Given the previews I had seen of this year's toys, I was expecting 2011 to be a year for Star Wars and Masters of the Universe Classics. But the Star Wars wave that might have lured me back, namely the ROTJ Vintage Collection with Admiral Ackbar and Gammorean Guard, was a no-show in my local stores. And the debacle I went through to get Grizzlor (along with my growing indifference for the line) pretty much killed MOTUC for me. That leaves a big void that's just waiting to be filled by some toy property. Maybe Transformers will be that property. I've been really impressed with the line recently, especially the Generations subline with its interesting take on classic characters like this Sergeant Kup.
As a side note, G1 Kup was the only TF I owned from the movie wave. I just didn't dig the styling of either the vehicles or the robots of the movie but I did like Kup.... for some reason. His robot form was pretty doofy and his alternate mode was reminiscent of a Cybertronian El Camino. Not exactly the most heroic of Transformers. Still, I'm nostalgic for Kup, so this Generations upgrade was a must-buy. Let's check him out!
Size: 6" tall (robot mode)
Price: $14 at Toys R Us
Kup has never looked better. His proportions perfectly fit my requirements for a cool-looking Transformer: big feet, smallish head, and triangular torso. There are elements of his alt form evident in robot mode (another requirement for a cool TF) like the front tires and head lights, and the head and chest even harken back to the G1 Kup (in a cool way). The paint apps are sharp and there's some nice color variation among the teals and grays to give the figure an interesting coloration. If you told me back in the day that my doofy G1 Kup would inspire something as cool-looking as this figure, I would have thought you were crazy.
Kup's alt mode, a pickup truck, looks good and is appropriate to the character. And I really like what Hasbro is doing with the hands these days, sculpting them in such a way as to make them look less like blocks with a hole drilled in them and more like real robo-hands.
Gone are the days of the relatively static G1 Kup. Sgt. Kup has a nice range of movement:
- Ball-socket neck
- Swivel-hinge shoulders
- Swivel biceps
- Hinge elbows
- Swivel wrists
- Ball-socket hips
- Swivel thighs
- Hinge knees
- Swivel ankles (with limited lateral movement)
He would have scored a perfect 5 if he had waist articulation.
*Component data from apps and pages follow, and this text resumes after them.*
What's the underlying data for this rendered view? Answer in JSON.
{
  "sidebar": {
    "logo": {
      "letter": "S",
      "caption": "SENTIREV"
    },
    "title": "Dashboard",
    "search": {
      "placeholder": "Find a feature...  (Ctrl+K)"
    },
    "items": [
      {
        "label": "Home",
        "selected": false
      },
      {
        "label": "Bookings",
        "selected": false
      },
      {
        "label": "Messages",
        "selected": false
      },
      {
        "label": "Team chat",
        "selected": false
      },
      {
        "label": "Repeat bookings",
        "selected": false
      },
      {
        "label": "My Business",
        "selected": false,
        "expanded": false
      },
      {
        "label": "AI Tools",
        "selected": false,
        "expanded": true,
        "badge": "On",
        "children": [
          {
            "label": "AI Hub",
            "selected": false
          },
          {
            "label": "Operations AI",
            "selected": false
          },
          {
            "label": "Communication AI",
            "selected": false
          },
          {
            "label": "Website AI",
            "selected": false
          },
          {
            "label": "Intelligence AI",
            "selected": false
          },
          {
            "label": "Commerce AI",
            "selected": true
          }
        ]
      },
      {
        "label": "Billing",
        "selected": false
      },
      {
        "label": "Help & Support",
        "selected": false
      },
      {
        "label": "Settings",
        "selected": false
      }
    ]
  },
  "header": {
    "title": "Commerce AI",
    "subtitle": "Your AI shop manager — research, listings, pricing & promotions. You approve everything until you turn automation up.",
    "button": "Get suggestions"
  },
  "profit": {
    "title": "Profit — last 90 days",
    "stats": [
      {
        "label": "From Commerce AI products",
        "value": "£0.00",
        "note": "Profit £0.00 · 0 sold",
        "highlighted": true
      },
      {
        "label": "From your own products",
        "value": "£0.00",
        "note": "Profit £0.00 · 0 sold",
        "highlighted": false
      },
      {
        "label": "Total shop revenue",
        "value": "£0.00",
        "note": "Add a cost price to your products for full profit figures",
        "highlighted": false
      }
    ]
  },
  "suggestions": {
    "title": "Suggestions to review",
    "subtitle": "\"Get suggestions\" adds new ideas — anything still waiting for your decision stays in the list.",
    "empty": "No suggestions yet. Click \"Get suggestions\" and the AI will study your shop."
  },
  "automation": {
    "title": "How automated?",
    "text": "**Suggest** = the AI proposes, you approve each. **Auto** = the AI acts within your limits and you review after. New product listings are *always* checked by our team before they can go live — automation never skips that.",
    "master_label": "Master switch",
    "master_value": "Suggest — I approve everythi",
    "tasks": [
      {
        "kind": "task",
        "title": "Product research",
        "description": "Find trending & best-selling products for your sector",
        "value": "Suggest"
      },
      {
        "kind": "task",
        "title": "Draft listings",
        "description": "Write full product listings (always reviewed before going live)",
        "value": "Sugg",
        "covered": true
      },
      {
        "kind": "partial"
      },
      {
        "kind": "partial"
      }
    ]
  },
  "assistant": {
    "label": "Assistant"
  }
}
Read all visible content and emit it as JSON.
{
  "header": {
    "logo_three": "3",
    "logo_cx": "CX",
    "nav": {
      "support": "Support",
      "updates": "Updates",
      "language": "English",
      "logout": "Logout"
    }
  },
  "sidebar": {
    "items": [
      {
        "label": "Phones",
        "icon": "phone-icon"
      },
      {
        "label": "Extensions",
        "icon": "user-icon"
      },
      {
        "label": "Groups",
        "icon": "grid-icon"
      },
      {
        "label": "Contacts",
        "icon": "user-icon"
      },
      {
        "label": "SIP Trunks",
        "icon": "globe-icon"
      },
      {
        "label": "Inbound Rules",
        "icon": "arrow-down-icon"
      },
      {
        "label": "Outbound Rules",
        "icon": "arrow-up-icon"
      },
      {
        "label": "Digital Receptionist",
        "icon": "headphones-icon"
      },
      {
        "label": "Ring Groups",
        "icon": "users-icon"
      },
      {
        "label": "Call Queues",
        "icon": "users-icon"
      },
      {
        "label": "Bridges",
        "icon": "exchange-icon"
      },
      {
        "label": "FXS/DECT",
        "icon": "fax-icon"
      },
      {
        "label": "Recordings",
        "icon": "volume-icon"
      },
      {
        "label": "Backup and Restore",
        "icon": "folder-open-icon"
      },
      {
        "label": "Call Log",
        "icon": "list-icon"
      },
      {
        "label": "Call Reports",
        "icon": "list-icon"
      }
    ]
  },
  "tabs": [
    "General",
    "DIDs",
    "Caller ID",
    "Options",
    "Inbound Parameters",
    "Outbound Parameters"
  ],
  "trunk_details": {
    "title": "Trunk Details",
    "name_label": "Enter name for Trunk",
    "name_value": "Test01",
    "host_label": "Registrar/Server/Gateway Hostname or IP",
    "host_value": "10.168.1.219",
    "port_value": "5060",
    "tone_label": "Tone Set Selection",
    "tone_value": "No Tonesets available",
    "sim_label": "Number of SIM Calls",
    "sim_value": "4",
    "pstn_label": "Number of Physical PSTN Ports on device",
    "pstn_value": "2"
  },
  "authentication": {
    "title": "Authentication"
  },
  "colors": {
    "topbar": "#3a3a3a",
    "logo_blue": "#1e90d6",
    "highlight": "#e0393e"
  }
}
As I mentioned previously, a swivel waist can go a long way to create dynamic poses.
Kup comes with a long "laser musket" for blasting Decepticons. The musket goes well with Kup's veteran personality and you can incorporate it into the truck mode either by storing it underneath the truck as a tail pipe or by attaching it to the top of the truck as a laser cannon.
ValueI used to think that Transformers were too pricey to collect, but with Star Wars figures running anywhere from $8 to $10, DC Universe Classics pushing $15, and Masters of the Universe Classics clocking in at a whopping $20 each, suddenly Transformers aren't all that expensive anymore. If you wanted to push the cost justification further, I guess you could say that you're getting two toys for the price of one: a truck and a robot. I guess.
Even though we fanboys have a tendency to identify everything from the 80's as super awesome, let's be honest. G1 Kup was in no way, shape, or form a cool Transformer. He was the Mekaneck of the Transformers universe. But this Sgt. Kup figure somehow takes the essence of the G1 character and updates it into a super-cool action hero mingled with the personality of a seasoned veteran. It's kind of weird, in a way. Part of me thinks that Kup has no business being this cool.
Kup's only problem is that he's kind of a pain to Transform. You could usually transform the G1 toys in only a few seconds so they easily changed from robot to vehicle and back again during playtime. Kup's transformation is considerably more complex and there are so many moving panels that you have to "squish" all the panels together to fold the robot into the truck form. I think the transformation time can get quicker with practice, but I'm just not sure if it's as playable as the G1 Transformers. Maybe I'm wrong, though... maybe kids these days are capable of dealing with the more complicated transformations and I'm just an old fogey who can't keep up with today's Transformer technology.